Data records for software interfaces
☆ ☆ ☆

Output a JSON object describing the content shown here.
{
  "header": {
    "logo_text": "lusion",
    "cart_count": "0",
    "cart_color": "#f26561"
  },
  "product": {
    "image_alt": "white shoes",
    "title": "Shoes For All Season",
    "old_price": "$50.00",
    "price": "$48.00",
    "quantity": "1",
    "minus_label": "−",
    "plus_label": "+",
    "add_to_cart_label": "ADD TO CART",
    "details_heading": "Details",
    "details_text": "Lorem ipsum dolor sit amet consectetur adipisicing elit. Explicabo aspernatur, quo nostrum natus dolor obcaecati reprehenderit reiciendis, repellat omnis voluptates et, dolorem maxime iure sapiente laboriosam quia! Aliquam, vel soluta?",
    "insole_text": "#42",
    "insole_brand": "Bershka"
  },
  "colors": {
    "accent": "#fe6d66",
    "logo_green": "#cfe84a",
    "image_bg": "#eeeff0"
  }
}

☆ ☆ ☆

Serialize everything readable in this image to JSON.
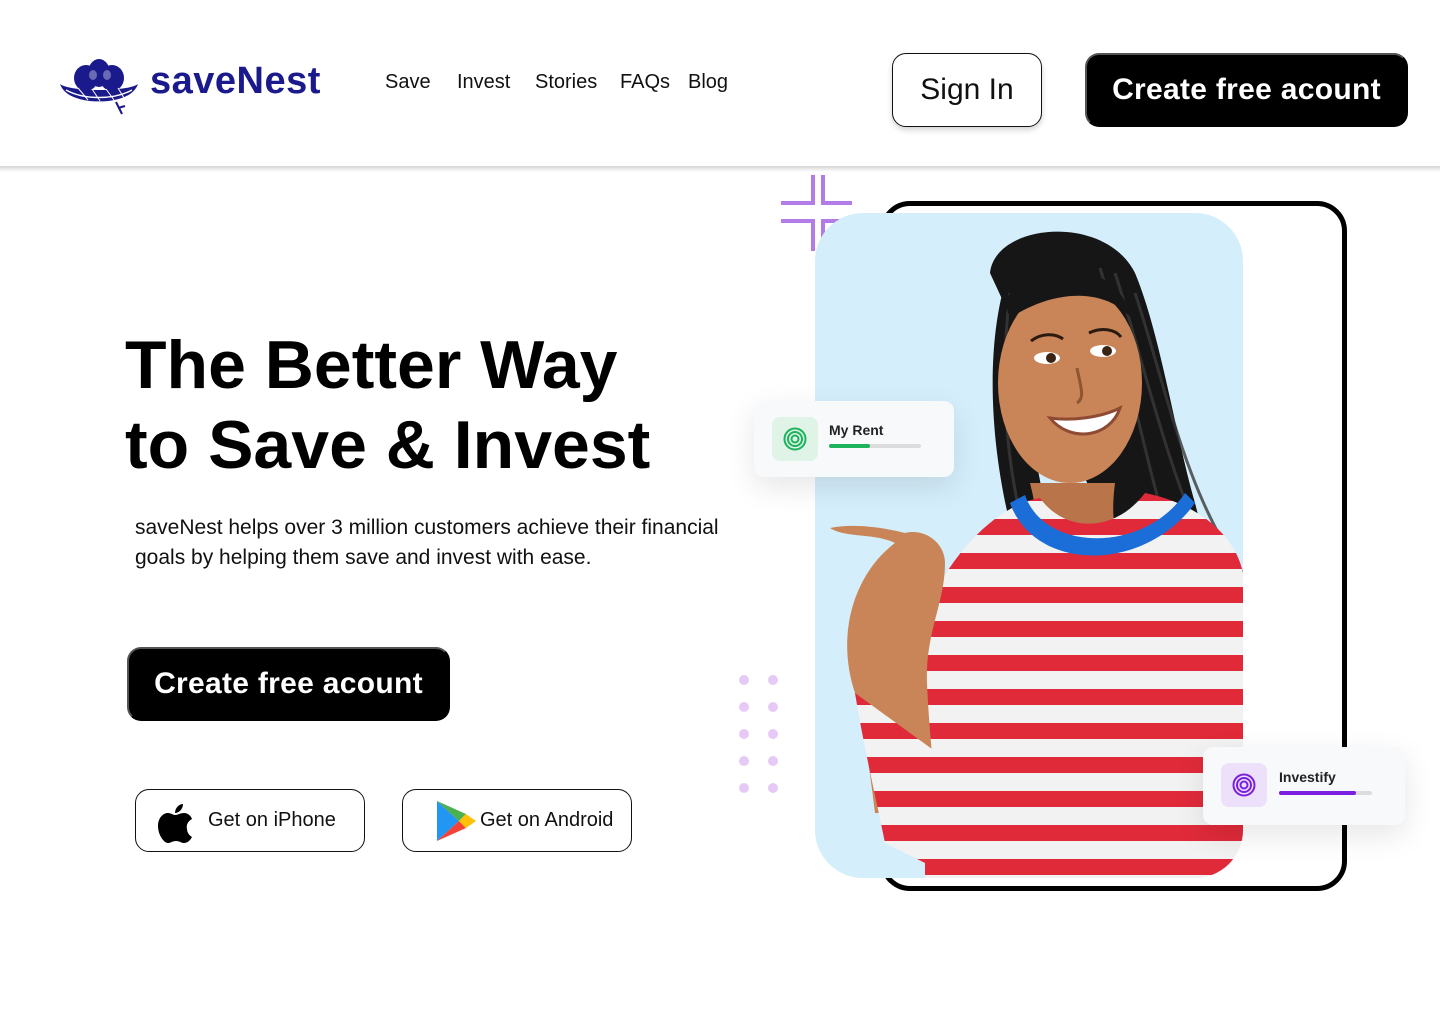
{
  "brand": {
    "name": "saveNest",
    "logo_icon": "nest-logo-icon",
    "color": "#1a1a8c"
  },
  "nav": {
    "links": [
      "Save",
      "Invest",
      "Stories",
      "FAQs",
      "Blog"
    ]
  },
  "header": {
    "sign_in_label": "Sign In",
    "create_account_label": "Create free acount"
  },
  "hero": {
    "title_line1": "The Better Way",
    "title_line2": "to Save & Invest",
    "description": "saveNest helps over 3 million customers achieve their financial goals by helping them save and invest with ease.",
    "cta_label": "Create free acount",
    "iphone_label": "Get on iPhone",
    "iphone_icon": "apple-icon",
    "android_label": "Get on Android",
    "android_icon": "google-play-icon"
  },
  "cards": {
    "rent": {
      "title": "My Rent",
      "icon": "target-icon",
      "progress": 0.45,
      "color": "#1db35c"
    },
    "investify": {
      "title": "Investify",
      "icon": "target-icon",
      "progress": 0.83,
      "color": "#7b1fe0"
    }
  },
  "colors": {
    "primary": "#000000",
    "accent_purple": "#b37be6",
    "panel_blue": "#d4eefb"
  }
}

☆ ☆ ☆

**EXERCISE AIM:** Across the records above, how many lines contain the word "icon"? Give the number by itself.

**SOLVED EXERCISE:** 5